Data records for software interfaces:
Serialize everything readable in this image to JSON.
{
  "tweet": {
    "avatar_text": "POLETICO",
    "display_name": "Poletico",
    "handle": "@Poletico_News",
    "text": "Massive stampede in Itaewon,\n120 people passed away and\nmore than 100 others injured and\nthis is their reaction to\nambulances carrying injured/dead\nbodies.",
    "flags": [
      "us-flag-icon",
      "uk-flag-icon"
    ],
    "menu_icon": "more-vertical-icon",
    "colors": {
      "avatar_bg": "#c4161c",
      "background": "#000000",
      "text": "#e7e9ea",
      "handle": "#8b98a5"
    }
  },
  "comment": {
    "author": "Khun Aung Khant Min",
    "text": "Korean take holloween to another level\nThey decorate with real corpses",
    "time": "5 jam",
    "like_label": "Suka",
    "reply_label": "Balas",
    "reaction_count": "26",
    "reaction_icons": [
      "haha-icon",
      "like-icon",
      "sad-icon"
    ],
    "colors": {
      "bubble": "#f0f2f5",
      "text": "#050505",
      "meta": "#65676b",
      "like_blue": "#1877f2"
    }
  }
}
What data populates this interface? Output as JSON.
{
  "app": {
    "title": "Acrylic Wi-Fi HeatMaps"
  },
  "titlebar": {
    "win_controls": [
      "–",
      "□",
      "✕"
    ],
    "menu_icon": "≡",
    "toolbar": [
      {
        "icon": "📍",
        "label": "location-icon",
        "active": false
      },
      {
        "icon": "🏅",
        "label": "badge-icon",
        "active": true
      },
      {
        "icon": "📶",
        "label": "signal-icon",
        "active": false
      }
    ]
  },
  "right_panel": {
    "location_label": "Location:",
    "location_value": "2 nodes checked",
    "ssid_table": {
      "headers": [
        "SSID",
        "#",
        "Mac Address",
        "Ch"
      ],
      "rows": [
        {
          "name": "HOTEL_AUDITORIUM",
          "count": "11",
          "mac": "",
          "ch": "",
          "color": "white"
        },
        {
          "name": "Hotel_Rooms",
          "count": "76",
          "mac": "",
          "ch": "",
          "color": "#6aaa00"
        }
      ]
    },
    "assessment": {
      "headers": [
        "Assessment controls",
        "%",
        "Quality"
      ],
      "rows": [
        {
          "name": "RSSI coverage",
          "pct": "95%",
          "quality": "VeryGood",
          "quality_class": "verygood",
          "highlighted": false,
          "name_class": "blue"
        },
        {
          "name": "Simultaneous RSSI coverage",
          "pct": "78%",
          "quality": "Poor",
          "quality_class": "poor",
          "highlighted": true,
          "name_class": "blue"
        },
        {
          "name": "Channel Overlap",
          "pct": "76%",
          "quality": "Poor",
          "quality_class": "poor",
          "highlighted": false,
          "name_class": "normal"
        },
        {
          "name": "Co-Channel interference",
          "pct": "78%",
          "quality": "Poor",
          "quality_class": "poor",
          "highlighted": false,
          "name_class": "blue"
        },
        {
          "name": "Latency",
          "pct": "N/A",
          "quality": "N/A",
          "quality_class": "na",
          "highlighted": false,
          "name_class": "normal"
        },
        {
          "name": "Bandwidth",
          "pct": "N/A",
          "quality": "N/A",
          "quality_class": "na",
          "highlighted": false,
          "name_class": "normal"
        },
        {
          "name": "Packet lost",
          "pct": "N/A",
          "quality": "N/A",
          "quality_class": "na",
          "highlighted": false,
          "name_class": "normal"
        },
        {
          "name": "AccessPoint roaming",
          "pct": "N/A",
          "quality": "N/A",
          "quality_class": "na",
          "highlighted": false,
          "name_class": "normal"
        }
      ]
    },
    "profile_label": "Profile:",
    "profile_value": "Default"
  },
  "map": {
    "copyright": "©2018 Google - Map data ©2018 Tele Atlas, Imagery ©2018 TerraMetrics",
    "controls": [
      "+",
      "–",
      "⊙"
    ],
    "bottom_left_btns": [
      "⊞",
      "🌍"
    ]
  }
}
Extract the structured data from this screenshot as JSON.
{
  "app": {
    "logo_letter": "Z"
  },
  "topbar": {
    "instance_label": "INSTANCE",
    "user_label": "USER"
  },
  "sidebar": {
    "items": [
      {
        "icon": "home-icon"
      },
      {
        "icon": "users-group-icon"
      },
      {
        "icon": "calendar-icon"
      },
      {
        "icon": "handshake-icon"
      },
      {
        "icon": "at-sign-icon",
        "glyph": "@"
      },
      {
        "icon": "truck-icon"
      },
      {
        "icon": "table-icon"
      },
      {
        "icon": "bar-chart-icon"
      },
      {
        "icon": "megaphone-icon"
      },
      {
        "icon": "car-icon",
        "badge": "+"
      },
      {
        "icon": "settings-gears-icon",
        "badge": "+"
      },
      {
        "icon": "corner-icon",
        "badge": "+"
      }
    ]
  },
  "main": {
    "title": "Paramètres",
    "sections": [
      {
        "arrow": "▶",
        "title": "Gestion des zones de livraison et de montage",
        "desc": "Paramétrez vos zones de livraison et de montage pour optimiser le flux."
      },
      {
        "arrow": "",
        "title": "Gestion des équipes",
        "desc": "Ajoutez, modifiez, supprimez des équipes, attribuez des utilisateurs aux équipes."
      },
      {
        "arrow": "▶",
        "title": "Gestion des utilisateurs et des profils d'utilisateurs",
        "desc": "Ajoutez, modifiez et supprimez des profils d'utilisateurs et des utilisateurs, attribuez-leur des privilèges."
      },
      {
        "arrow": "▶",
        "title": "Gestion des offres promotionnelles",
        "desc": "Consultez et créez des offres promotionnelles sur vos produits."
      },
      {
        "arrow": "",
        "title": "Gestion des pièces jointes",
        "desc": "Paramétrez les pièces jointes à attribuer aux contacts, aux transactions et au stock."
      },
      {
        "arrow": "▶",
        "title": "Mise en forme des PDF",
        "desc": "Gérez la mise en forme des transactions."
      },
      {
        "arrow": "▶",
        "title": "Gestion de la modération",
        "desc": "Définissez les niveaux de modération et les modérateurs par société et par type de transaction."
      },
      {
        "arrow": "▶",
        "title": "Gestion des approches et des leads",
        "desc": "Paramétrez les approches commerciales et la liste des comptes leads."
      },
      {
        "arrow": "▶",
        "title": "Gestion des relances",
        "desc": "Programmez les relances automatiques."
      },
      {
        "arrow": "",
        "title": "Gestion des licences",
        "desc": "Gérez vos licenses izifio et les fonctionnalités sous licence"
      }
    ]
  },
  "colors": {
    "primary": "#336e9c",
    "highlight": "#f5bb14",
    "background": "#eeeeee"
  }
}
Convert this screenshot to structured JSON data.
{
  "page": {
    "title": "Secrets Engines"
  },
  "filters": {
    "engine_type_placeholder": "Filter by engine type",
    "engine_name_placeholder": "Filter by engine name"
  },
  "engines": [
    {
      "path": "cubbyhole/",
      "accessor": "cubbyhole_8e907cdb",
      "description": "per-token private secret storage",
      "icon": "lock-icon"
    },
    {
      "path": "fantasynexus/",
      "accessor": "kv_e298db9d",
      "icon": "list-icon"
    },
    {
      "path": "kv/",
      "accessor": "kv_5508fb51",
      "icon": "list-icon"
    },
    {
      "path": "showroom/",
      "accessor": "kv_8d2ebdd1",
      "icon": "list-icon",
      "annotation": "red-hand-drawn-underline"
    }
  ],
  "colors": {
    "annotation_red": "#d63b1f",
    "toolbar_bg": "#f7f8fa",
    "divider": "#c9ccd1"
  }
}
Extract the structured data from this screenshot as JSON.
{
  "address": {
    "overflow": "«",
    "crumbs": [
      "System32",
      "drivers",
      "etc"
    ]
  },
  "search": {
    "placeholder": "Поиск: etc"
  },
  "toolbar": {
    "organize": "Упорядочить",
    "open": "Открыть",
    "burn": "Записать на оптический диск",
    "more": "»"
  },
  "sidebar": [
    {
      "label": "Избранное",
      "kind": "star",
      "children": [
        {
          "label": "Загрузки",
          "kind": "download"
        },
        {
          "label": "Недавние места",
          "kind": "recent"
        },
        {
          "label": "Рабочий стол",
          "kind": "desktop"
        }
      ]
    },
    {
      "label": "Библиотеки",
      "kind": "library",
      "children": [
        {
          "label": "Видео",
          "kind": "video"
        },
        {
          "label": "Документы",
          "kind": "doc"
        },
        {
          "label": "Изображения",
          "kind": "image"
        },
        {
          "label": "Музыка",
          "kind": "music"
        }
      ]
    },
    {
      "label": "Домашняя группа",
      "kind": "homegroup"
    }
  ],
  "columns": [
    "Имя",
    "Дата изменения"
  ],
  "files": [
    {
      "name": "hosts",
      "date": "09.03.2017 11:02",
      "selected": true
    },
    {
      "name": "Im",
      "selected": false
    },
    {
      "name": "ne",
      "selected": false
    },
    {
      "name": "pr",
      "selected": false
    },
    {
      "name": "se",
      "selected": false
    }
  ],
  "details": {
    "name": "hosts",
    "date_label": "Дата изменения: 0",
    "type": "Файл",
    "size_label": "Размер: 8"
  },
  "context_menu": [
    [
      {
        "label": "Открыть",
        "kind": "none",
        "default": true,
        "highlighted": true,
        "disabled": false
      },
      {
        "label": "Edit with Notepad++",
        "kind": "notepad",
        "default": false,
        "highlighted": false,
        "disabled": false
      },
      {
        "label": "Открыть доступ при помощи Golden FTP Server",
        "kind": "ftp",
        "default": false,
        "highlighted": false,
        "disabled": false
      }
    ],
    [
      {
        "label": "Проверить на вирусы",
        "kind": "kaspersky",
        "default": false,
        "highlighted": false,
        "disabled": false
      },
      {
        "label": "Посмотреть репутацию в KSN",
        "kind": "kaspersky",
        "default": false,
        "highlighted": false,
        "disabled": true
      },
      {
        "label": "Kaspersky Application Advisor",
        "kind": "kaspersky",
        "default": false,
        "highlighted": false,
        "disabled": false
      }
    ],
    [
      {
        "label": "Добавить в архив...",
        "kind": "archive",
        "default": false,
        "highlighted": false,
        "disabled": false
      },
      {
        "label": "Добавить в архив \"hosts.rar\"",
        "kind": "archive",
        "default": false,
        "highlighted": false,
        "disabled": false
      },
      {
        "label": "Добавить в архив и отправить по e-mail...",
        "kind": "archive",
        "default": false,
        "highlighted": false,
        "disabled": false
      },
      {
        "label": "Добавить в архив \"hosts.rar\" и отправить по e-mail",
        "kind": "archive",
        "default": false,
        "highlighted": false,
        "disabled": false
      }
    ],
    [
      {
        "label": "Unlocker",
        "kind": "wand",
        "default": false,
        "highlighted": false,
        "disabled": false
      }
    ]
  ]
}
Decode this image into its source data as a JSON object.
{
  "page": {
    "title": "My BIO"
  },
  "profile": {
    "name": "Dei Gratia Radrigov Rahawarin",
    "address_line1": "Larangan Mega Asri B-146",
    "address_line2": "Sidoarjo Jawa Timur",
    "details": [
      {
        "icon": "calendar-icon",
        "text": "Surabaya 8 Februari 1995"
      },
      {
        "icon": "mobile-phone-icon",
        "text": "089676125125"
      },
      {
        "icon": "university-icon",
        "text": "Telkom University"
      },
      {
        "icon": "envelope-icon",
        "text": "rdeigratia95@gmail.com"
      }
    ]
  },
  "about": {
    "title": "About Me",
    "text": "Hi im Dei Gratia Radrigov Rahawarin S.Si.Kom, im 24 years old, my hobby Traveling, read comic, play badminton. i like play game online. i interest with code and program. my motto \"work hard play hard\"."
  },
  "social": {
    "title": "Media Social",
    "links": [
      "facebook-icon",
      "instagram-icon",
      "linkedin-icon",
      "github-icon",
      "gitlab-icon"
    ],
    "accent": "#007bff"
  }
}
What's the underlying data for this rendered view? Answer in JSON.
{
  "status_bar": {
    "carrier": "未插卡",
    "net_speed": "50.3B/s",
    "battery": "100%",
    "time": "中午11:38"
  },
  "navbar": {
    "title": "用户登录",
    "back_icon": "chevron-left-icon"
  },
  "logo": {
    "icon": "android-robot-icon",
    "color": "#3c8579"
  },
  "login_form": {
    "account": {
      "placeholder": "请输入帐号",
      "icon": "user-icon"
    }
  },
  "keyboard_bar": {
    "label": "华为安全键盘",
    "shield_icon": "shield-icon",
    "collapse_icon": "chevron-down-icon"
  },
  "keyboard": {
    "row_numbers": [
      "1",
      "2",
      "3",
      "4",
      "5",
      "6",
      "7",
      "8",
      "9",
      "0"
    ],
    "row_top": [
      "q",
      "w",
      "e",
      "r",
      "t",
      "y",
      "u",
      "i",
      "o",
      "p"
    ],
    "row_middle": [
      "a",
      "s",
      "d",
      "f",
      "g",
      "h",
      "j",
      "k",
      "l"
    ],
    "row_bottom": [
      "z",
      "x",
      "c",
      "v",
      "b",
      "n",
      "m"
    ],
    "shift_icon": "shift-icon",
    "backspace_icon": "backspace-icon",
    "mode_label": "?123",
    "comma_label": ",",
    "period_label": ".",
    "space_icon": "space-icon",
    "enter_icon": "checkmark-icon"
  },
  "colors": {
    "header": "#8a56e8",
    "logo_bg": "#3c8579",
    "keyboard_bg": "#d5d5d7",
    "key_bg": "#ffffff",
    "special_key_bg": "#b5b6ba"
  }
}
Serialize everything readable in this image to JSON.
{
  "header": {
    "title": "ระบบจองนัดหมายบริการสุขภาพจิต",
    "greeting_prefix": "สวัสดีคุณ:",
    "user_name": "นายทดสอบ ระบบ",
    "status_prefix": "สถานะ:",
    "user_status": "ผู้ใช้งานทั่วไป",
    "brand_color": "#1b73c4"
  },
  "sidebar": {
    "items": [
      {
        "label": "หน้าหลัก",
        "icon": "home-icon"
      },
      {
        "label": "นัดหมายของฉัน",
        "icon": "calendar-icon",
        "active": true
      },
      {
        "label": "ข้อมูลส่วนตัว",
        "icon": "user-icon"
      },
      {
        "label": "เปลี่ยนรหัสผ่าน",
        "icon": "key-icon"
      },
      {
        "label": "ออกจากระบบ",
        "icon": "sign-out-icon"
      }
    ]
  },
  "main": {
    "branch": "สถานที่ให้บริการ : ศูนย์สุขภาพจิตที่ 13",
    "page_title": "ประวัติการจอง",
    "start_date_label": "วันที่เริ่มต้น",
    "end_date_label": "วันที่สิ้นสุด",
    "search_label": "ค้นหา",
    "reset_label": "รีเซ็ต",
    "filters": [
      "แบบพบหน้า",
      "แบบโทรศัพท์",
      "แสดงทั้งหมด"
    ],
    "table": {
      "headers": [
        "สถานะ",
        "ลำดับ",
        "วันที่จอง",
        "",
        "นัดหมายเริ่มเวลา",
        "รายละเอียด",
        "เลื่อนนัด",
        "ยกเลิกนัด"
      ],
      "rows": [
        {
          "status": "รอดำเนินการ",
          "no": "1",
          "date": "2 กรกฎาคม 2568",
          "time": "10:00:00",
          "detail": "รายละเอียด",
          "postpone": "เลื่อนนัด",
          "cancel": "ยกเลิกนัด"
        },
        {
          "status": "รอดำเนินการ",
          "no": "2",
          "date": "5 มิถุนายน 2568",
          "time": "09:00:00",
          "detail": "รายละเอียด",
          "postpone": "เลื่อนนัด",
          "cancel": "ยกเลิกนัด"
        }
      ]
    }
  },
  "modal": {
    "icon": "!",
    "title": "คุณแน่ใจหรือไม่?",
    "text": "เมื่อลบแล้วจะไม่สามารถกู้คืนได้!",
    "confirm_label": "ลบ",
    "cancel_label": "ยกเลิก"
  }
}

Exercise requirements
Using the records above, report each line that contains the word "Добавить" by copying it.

Solved problem
        "label": "Добавить в архив...",
        "label": "Добавить в архив \"hosts.rar\"",
        "label": "Добавить в архив и отправить по e-mail...",
        "label": "Добавить в архив \"hosts.rar\" и отправить по e-mail",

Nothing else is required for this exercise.